A recent case (Personnel Hygiene Services Ltd and others v Rentokil and others), decided by the Court of Appeal, considered whether a confidentiality agreement continued to apply after the conclusion of a further related agreement that contained no express obligation of confidentiality. No mention was made in the judgment of the presence of an entire agreement clause in the second agreement.
The court, upholding the first-instance decision, found the confidentiality obligation persisted, despite the conclusion of the second agreement. The court was not persuaded by an argument that the confidential information had only been provided to enable the recipient to decide whether to enter into the second agreement and therefore the obligation should not survive the conclusion of that subsequent agreement. The court also agreed, relying on the law of confidence, that the obligation should be extended to include information provided after conclusion of the second agreement, despite the lack of a provision to that effect in the first agreement.
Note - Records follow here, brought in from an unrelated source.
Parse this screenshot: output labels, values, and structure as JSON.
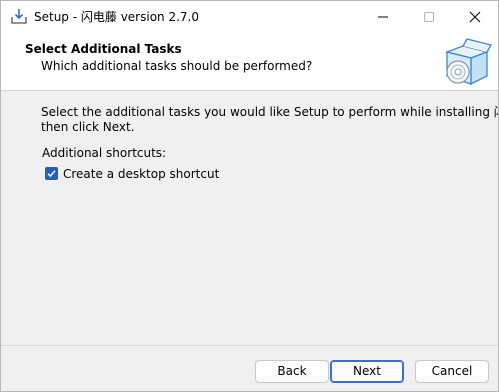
{
  "window": {
    "title": "Setup - 闪电藤 version 2.7.0"
  },
  "header": {
    "title": "Select Additional Tasks",
    "subtitle": "Which additional tasks should be performed?"
  },
  "body": {
    "description_line1": "Select the additional tasks you would like Setup to perform while installing 闪电藤,",
    "description_line2": "then click Next.",
    "group_label": "Additional shortcuts:",
    "tasks": [
      {
        "label": "Create a desktop shortcut",
        "checked": true
      }
    ]
  },
  "buttons": {
    "back": "Back",
    "next": "Next",
    "cancel": "Cancel"
  },
  "icons": {
    "app": "setup-download-icon",
    "header": "installer-box-disc-icon",
    "minimize": "minimize-icon",
    "maximize": "maximize-icon",
    "close": "close-icon",
    "check": "checkmark-icon"
  },
  "colors": {
    "accent": "#1f5fbf",
    "background": "#f0f0f0",
    "header_bg": "#ffffff"
  }
}
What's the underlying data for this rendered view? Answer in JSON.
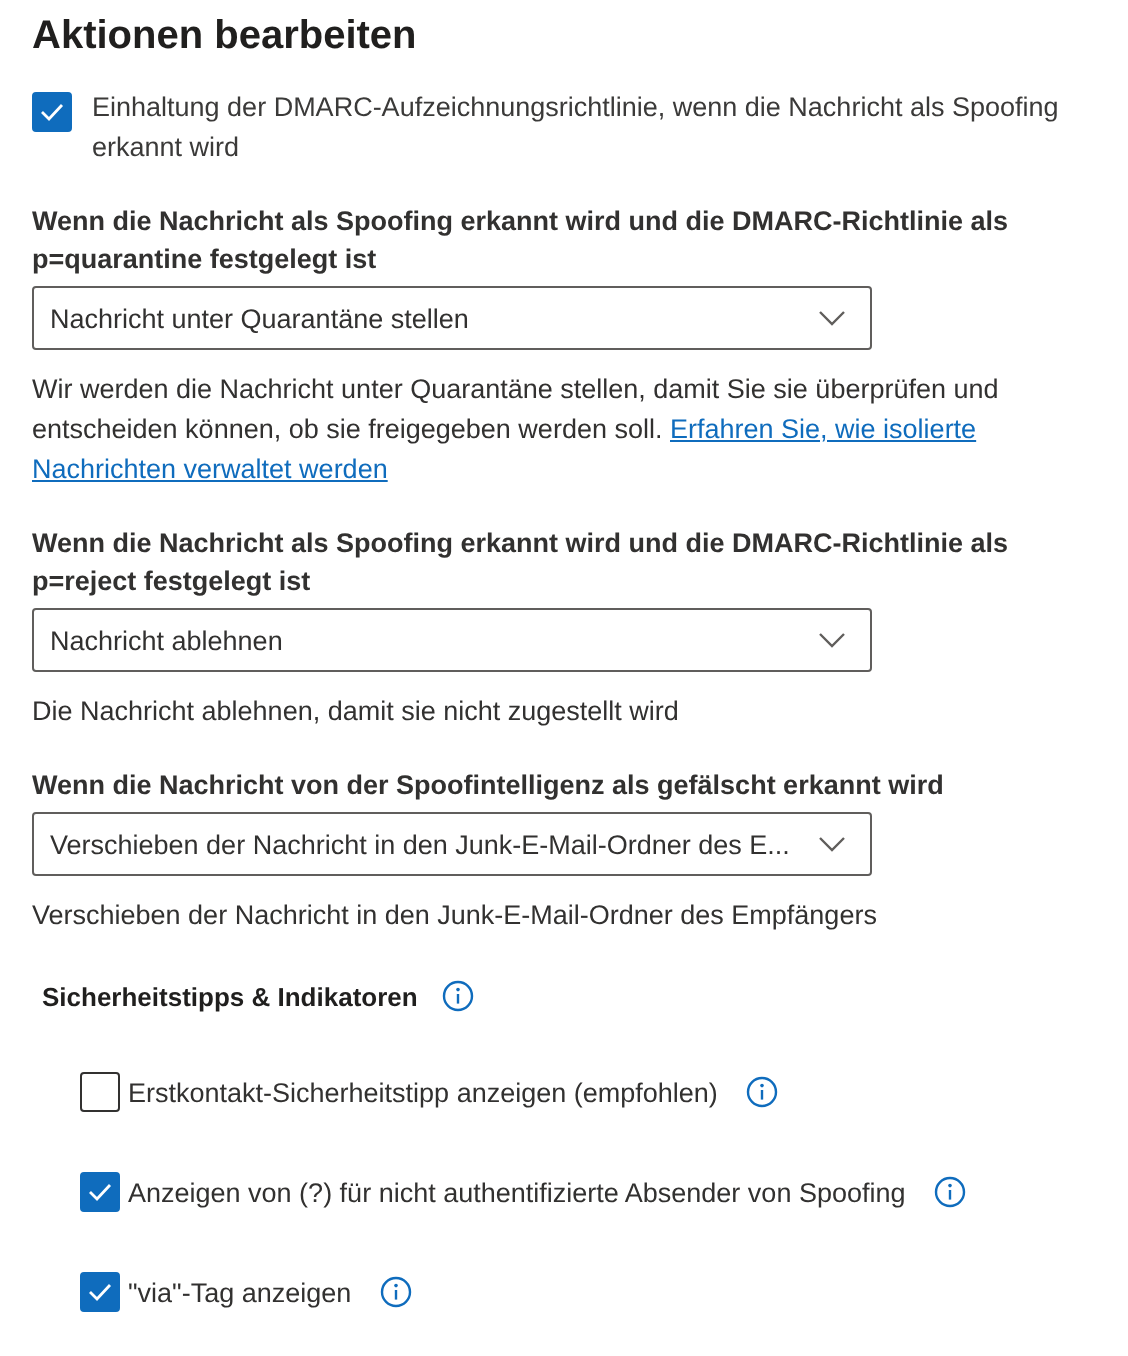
{
  "title": "Aktionen bearbeiten",
  "dmarc_checkbox": {
    "label": "Einhaltung der DMARC-Aufzeichnungsrichtlinie, wenn die Nachricht als Spoofing erkannt wird",
    "checked": true
  },
  "sections": [
    {
      "label": "Wenn die Nachricht als Spoofing erkannt wird und die DMARC-Richtlinie als p=quarantine festgelegt ist",
      "value": "Nachricht unter Quarantäne stellen",
      "description": "Wir werden die Nachricht unter Quarantäne stellen, damit Sie sie überprüfen und entscheiden können, ob sie freigegeben werden soll.",
      "link_parts": [
        "Erfahren Sie, wie isolierte",
        "Nachrichten verwaltet werden"
      ]
    },
    {
      "label": "Wenn die Nachricht als Spoofing erkannt wird und die DMARC-Richtlinie als p=reject festgelegt ist",
      "value": "Nachricht ablehnen",
      "description": "Die Nachricht ablehnen, damit sie nicht zugestellt wird"
    },
    {
      "label": "Wenn die Nachricht von der Spoofintelligenz als gefälscht erkannt wird",
      "value": "Verschieben der Nachricht in den Junk-E-Mail-Ordner des E...",
      "description": "Verschieben der Nachricht in den Junk-E-Mail-Ordner des Empfängers"
    }
  ],
  "safety": {
    "heading": "Sicherheitstipps & Indikatoren",
    "options": [
      {
        "label": "Erstkontakt-Sicherheitstipp anzeigen (empfohlen)",
        "checked": false
      },
      {
        "label": "Anzeigen von (?) für nicht authentifizierte Absender von Spoofing",
        "checked": true
      },
      {
        "label": "\"via\"-Tag anzeigen",
        "checked": true
      }
    ]
  }
}
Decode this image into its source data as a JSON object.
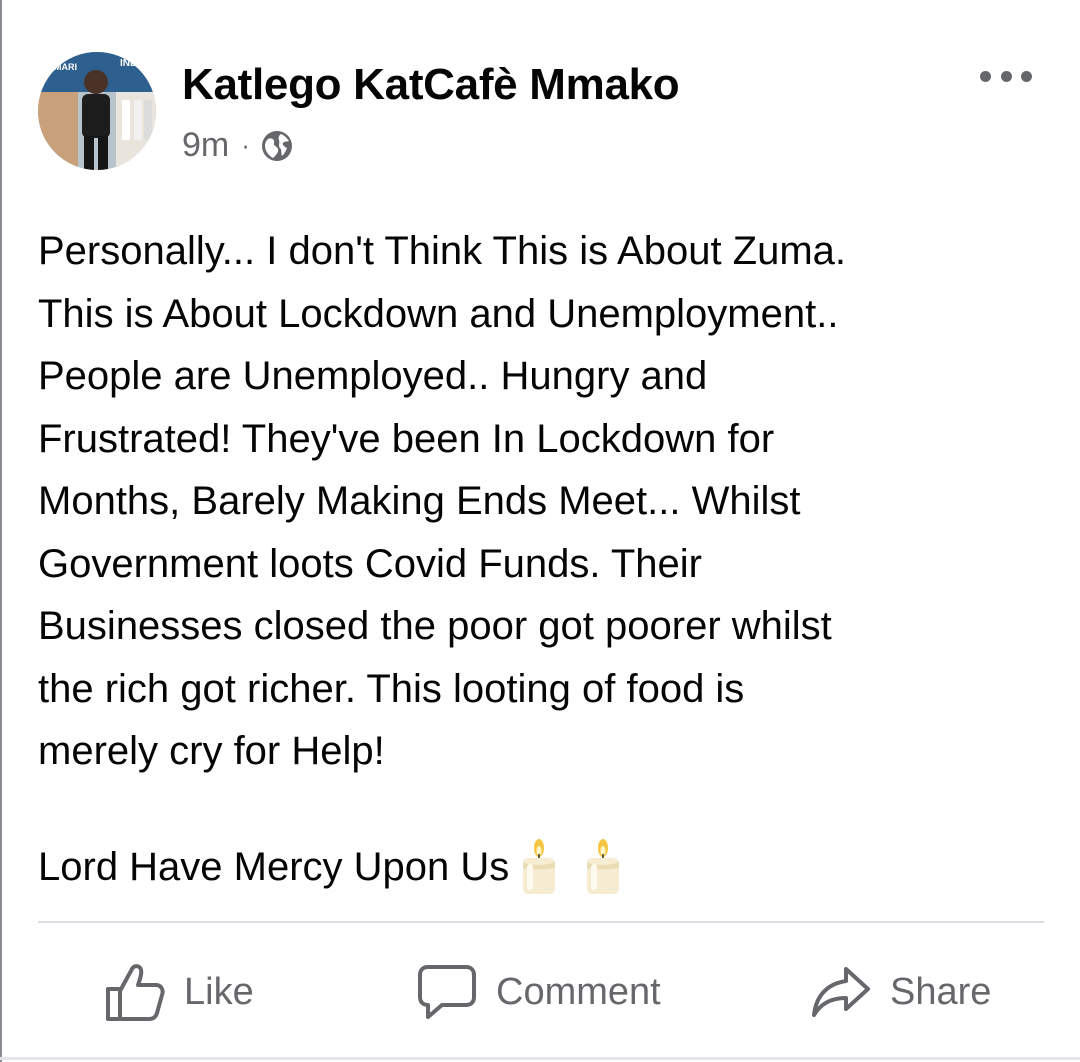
{
  "post": {
    "author": "Katlego KatCafè Mmako",
    "timestamp": "9m",
    "separator": "·",
    "privacy_icon": "globe-icon",
    "more_icon": "more-horizontal-icon",
    "avatar_icon": "avatar-photo",
    "body_lines": [
      "Personally... I don't Think  This is About Zuma.",
      "This is About Lockdown and Unemployment..",
      "People are Unemployed.. Hungry and",
      "Frustrated! They've been In Lockdown for",
      "Months, Barely Making Ends Meet... Whilst",
      "Government loots Covid Funds. Their",
      "Businesses closed the poor got poorer whilst",
      "the rich got richer. This looting of food is",
      "merely cry for Help!"
    ],
    "signoff": "Lord Have Mercy Upon Us",
    "signoff_emoji": "candle-icon"
  },
  "actions": {
    "like_label": "Like",
    "comment_label": "Comment",
    "share_label": "Share"
  },
  "colors": {
    "text": "#050505",
    "secondary_text": "#65676b",
    "divider": "#dadde1",
    "background": "#ffffff"
  }
}
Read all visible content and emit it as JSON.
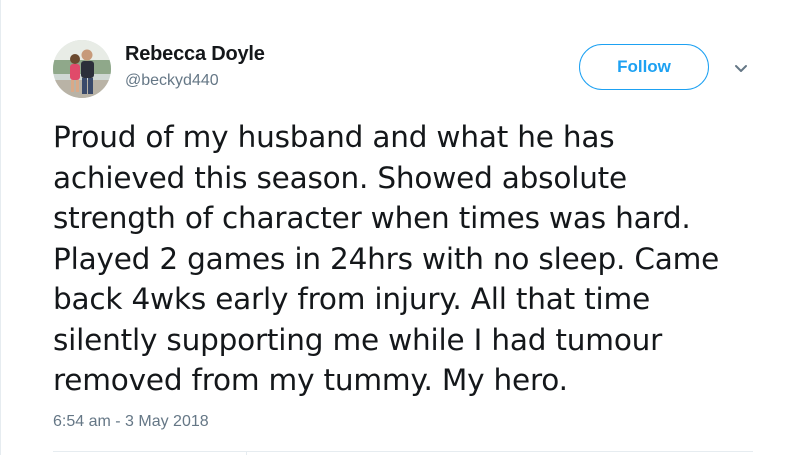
{
  "author": {
    "name": "Rebecca Doyle",
    "handle": "@beckyd440",
    "avatar_icon": "profile-photo-avatar"
  },
  "follow_label": "Follow",
  "menu_icon": "chevron-down-icon",
  "tweet_text": "Proud of my husband and what he has\nachieved this season. Showed absolute\nstrength of character when times was hard.\nPlayed 2 games in 24hrs with no sleep. Came\nback 4wks early from injury. All that time\nsilently supporting me while I had tumour\nremoved from my tummy. My hero.",
  "timestamp": "6:54 am - 3 May 2018",
  "colors": {
    "accent": "#1da1f2",
    "text": "#14171a",
    "secondary": "#657786",
    "border": "#e6ecf0"
  }
}
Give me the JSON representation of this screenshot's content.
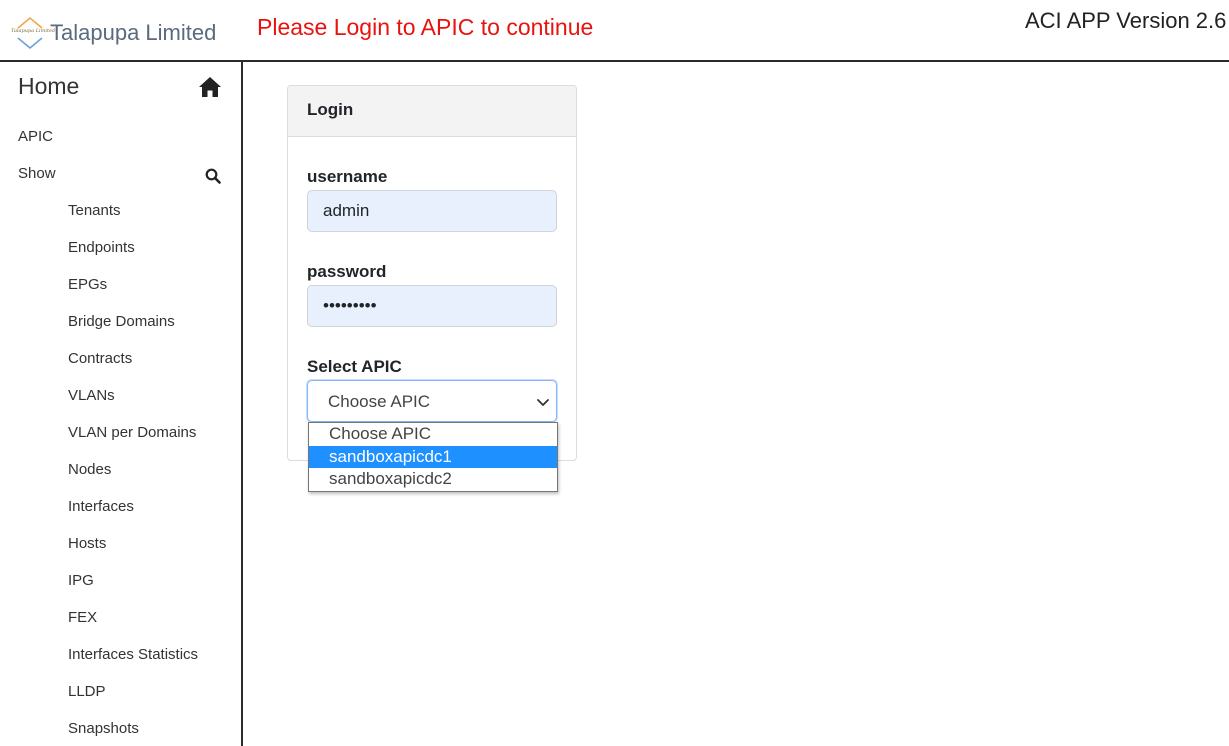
{
  "header": {
    "brand_name": "Talapupa Limited",
    "brand_logo_text": "Talapupa Limited",
    "login_alert": "Please Login to APIC to continue",
    "app_version": "ACI APP Version 2.6",
    "alert_color": "#e8130f"
  },
  "sidebar": {
    "home_label": "Home",
    "home_icon": "home-icon",
    "apic_label": "APIC",
    "show_label": "Show",
    "search_icon": "search-icon",
    "show_items": [
      "Tenants",
      "Endpoints",
      "EPGs",
      "Bridge Domains",
      "Contracts",
      "VLANs",
      "VLAN per Domains",
      "Nodes",
      "Interfaces",
      "Hosts",
      "IPG",
      "FEX",
      "Interfaces Statistics",
      "LLDP",
      "Snapshots"
    ]
  },
  "login": {
    "title": "Login",
    "username_label": "username",
    "username_value": "admin",
    "password_label": "password",
    "password_value": "•••••••••",
    "select_label": "Select APIC",
    "select_value": "Choose APIC",
    "options": [
      "Choose APIC",
      "sandboxapicdc1",
      "sandboxapicdc2"
    ],
    "highlighted_option": "sandboxapicdc1",
    "highlight_color": "#1e90ff",
    "input_autofill_color": "#e8f0fe"
  }
}
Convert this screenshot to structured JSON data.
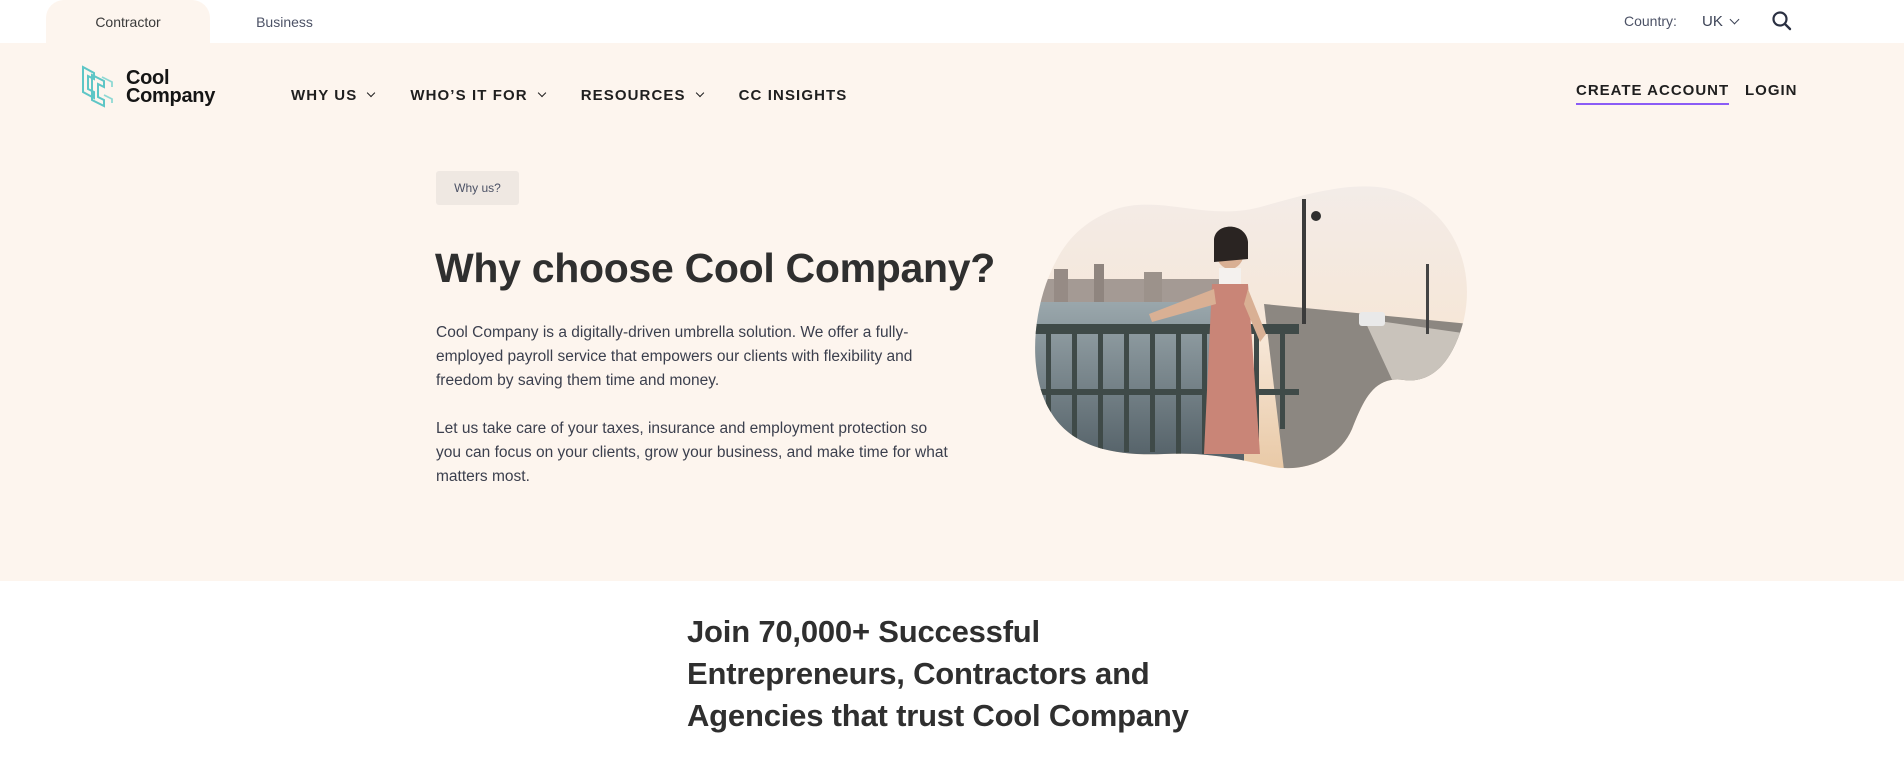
{
  "topbar": {
    "tabs": [
      {
        "label": "Contractor",
        "active": true
      },
      {
        "label": "Business",
        "active": false
      }
    ],
    "country_label": "Country:",
    "country_value": "UK",
    "search_icon": "search-icon"
  },
  "header": {
    "logo": {
      "line1": "Cool",
      "line2": "Company"
    },
    "nav": [
      {
        "label": "WHY US",
        "has_dropdown": true
      },
      {
        "label": "WHO’S IT FOR",
        "has_dropdown": true
      },
      {
        "label": "RESOURCES",
        "has_dropdown": true
      },
      {
        "label": "CC INSIGHTS",
        "has_dropdown": false
      }
    ],
    "create_account": "CREATE ACCOUNT",
    "login": "LOGIN"
  },
  "hero": {
    "eyebrow": "Why us?",
    "title": "Why choose Cool Company?",
    "paragraph1": "Cool Company is a digitally-driven umbrella solution. We offer a fully-employed payroll service that empowers our clients with flexibility and freedom by saving them time and money.",
    "paragraph2": "Let us take care of your taxes, insurance and employment protection so you can focus on your clients, grow your business, and make time for what matters most."
  },
  "stats": {
    "title": "Join 70,000+ Successful Entrepreneurs, Contractors and Agencies that trust Cool Company"
  },
  "colors": {
    "hero_bg": "#fdf5ee",
    "accent_underline": "#8b5cf6",
    "logo_teal": "#5ec6c6",
    "text_dark": "#2f2f2f"
  }
}
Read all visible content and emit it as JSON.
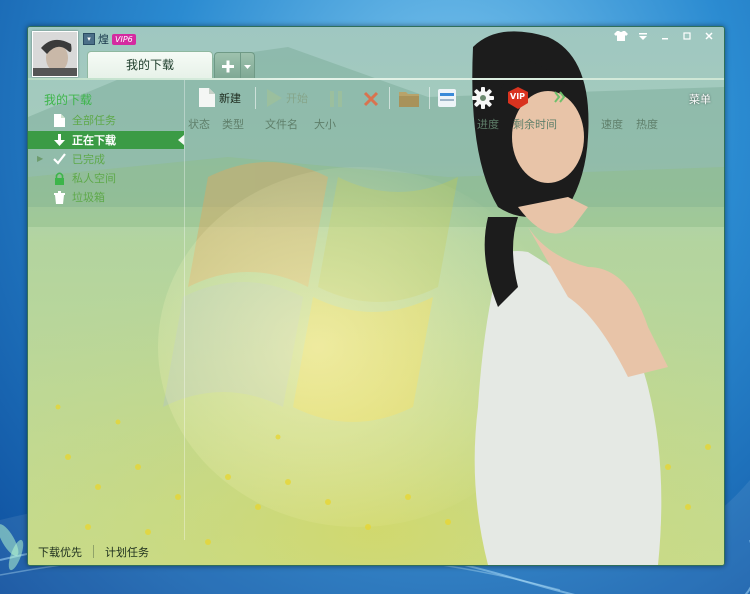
{
  "user": {
    "name": "煌",
    "vip_badge": "VIP6"
  },
  "tabs": {
    "main_label": "我的下载",
    "add_symbol": "+",
    "add_dropdown_symbol": "▾"
  },
  "sidebar": {
    "heading": "我的下载",
    "items": [
      {
        "label": "全部任务",
        "icon": "document-icon"
      },
      {
        "label": "正在下载",
        "icon": "download-arrow-icon",
        "active": true
      },
      {
        "label": "已完成",
        "icon": "checkmark-icon"
      },
      {
        "label": "私人空间",
        "icon": "lock-icon"
      },
      {
        "label": "垃圾箱",
        "icon": "trash-icon"
      }
    ]
  },
  "toolbar": {
    "new_label": "新建",
    "start_label": "开始",
    "menu_label": "菜单",
    "vip_icon_text": "VIP"
  },
  "columns": {
    "status": "状态",
    "type": "类型",
    "filename": "文件名",
    "size": "大小",
    "progress": "进度",
    "remaining": "剩余时间",
    "speed": "速度",
    "popularity": "热度"
  },
  "bottom": {
    "priority_label": "下载优先",
    "schedule_label": "计划任务"
  },
  "colors": {
    "accent_green": "#3db54a",
    "active_row": "#3b9b45",
    "vip_pink": "#d42aa0",
    "vip_red": "#d9331f"
  }
}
Impact: the case will comfort those providing information to potential competitors that genuinely confidential information will be protected. The law of confidence was particularly useful in this case as the information provider had not included any provisions preventing the recipient from soliciting the provider’s customers, the details of which were confidential. The court was not convinced by the argument that in construing an obligation of confidentiality in this way it was akin to imposing an unenforceably wide restrictive covenant on the recipient. The court was also clear that the fact that some of the customer information was publicly available (e.g. names and addresses) did not mean that the non-public part of the information lost its protection…
Click on the link below to read the rest of the Macfarlanes briefing.